• PROBLEM DESCRIPTION:
Leave the pictures out and repeat the rest of the data below exactly.
*** DATA RECORDS
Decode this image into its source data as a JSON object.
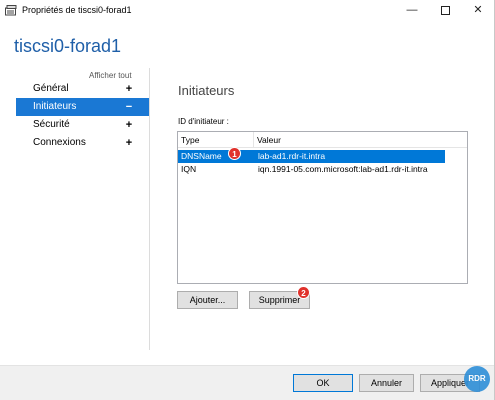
{
  "window": {
    "title": "Propriétés de tiscsi0-forad1",
    "minimize_glyph": "—",
    "close_glyph": "✕"
  },
  "page": {
    "title": "tiscsi0-forad1"
  },
  "sidebar": {
    "show_all_label": "Afficher tout",
    "items": [
      {
        "label": "Général",
        "sign": "+",
        "active": false
      },
      {
        "label": "Initiateurs",
        "sign": "−",
        "active": true
      },
      {
        "label": "Sécurité",
        "sign": "+",
        "active": false
      },
      {
        "label": "Connexions",
        "sign": "+",
        "active": false
      }
    ]
  },
  "main": {
    "section_title": "Initiateurs",
    "id_label": "ID d'initiateur :",
    "table": {
      "columns": [
        "Type",
        "Valeur"
      ],
      "rows": [
        {
          "type": "DNSName",
          "value": "lab-ad1.rdr-it.intra",
          "selected": true
        },
        {
          "type": "IQN",
          "value": "iqn.1991-05.com.microsoft:lab-ad1.rdr-it.intra",
          "selected": false
        }
      ]
    },
    "buttons": {
      "add": "Ajouter...",
      "remove": "Supprimer"
    }
  },
  "annotations": {
    "badge1": "1",
    "badge2": "2"
  },
  "footer": {
    "ok": "OK",
    "cancel": "Annuler",
    "apply": "Appliquer"
  },
  "watermark": "RDR",
  "colors": {
    "accent": "#1a78d4",
    "selection": "#0078d7",
    "title": "#1f5fa8",
    "badge": "#e0322c"
  }
}
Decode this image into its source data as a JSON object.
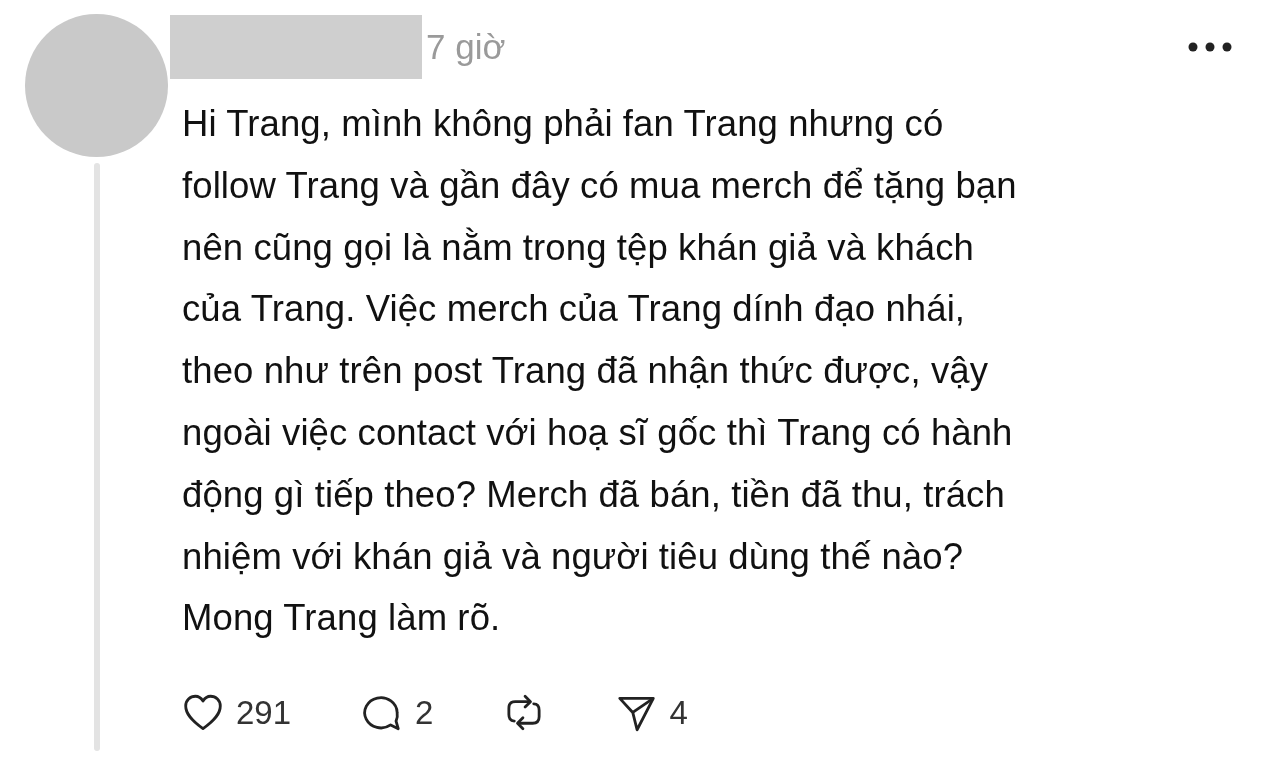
{
  "post": {
    "time": "7 giờ",
    "text": "Hi Trang, mình không phải fan Trang nhưng có\nfollow Trang và gần đây có mua merch để tặng bạn\nnên cũng gọi là nằm trong tệp khán giả và khách\ncủa Trang. Việc merch của Trang dính đạo nhái,\ntheo như trên post Trang đã nhận thức được, vậy\nngoài việc contact với hoạ sĩ gốc thì Trang có hành\nđộng gì tiếp theo? Merch đã bán, tiền đã thu, trách\nnhiệm với khán giả và người tiêu dùng thế nào?\nMong Trang làm rõ.",
    "actions": [
      {
        "kind": "like",
        "count": "291"
      },
      {
        "kind": "reply",
        "count": "2"
      },
      {
        "kind": "repost"
      },
      {
        "kind": "share",
        "count": "4"
      }
    ]
  }
}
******
• RESULT OF THIS TASK:
Decode this image into its source data as a JSON object.
{
  "window": {
    "title": "Propriétés de tiscsi0-forad1",
    "minimize_glyph": "—",
    "close_glyph": "✕"
  },
  "page": {
    "title": "tiscsi0-forad1"
  },
  "sidebar": {
    "show_all_label": "Afficher tout",
    "items": [
      {
        "label": "Général",
        "sign": "+",
        "active": false
      },
      {
        "label": "Initiateurs",
        "sign": "−",
        "active": true
      },
      {
        "label": "Sécurité",
        "sign": "+",
        "active": false
      },
      {
        "label": "Connexions",
        "sign": "+",
        "active": false
      }
    ]
  },
  "main": {
    "section_title": "Initiateurs",
    "id_label": "ID d'initiateur :",
    "table": {
      "columns": [
        "Type",
        "Valeur"
      ],
      "rows": [
        {
          "type": "DNSName",
          "value": "lab-ad1.rdr-it.intra",
          "selected": true
        },
        {
          "type": "IQN",
          "value": "iqn.1991-05.com.microsoft:lab-ad1.rdr-it.intra",
          "selected": false
        }
      ]
    },
    "buttons": {
      "add": "Ajouter...",
      "remove": "Supprimer"
    }
  },
  "annotations": {
    "badge1": "1",
    "badge2": "2"
  },
  "footer": {
    "ok": "OK",
    "cancel": "Annuler",
    "apply": "Appliquer"
  },
  "watermark": "RDR",
  "colors": {
    "accent": "#1a78d4",
    "selection": "#0078d7",
    "title": "#1f5fa8",
    "badge": "#e0322c"
  }
}
Decode this image into its source data as a JSON object.
{
  "post": {
    "time": "7 giờ",
    "text": "Hi Trang, mình không phải fan Trang nhưng có\nfollow Trang và gần đây có mua merch để tặng bạn\nnên cũng gọi là nằm trong tệp khán giả và khách\ncủa Trang. Việc merch của Trang dính đạo nhái,\ntheo như trên post Trang đã nhận thức được, vậy\nngoài việc contact với hoạ sĩ gốc thì Trang có hành\nđộng gì tiếp theo? Merch đã bán, tiền đã thu, trách\nnhiệm với khán giả và người tiêu dùng thế nào?\nMong Trang làm rõ.",
    "actions": [
      {
        "kind": "like",
        "count": "291"
      },
      {
        "kind": "reply",
        "count": "2"
      },
      {
        "kind": "repost"
      },
      {
        "kind": "share",
        "count": "4"
      }
    ]
  }
}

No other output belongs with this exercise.